§ **YOUR TASK**:
In the data below, find every line with the word "icon" and copy it.

§ **RECORDS FOR THIS TASK**:
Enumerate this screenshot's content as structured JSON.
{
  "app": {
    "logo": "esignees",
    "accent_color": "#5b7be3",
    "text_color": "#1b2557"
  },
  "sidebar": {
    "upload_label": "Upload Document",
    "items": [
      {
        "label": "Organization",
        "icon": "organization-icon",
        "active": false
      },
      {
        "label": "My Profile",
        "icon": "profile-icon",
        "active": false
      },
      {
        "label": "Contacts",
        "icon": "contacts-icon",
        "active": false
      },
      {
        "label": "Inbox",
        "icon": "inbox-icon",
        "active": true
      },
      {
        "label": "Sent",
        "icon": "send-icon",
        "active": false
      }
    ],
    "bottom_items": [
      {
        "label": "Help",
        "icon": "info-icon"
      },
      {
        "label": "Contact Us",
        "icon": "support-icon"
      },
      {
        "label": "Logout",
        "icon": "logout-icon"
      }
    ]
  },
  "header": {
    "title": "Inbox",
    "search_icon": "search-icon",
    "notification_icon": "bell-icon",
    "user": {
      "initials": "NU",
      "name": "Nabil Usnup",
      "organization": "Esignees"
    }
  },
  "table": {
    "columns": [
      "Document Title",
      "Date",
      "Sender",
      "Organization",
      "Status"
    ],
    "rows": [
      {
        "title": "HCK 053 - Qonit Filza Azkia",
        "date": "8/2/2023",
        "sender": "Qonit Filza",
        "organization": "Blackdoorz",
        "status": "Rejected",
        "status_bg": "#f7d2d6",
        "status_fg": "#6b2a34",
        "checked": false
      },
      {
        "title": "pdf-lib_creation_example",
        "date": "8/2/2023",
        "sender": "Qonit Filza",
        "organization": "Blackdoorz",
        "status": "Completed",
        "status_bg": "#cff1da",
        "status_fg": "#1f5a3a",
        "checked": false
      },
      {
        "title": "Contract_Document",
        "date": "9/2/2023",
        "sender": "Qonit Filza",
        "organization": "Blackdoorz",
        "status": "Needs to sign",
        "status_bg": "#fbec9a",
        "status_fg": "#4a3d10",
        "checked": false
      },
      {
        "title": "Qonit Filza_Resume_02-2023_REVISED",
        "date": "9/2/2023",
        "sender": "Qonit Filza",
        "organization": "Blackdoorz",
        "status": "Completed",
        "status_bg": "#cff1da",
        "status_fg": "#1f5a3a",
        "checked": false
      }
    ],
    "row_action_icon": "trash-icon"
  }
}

§ **WRITTEN REPLY**:
        "icon": "organization-icon",
        "icon": "profile-icon",
        "icon": "contacts-icon",
        "icon": "inbox-icon",
        "icon": "send-icon",
        "icon": "info-icon"
        "icon": "support-icon"
        "icon": "logout-icon"
    "search_icon": "search-icon",
    "notification_icon": "bell-icon",
    "row_action_icon": "trash-icon"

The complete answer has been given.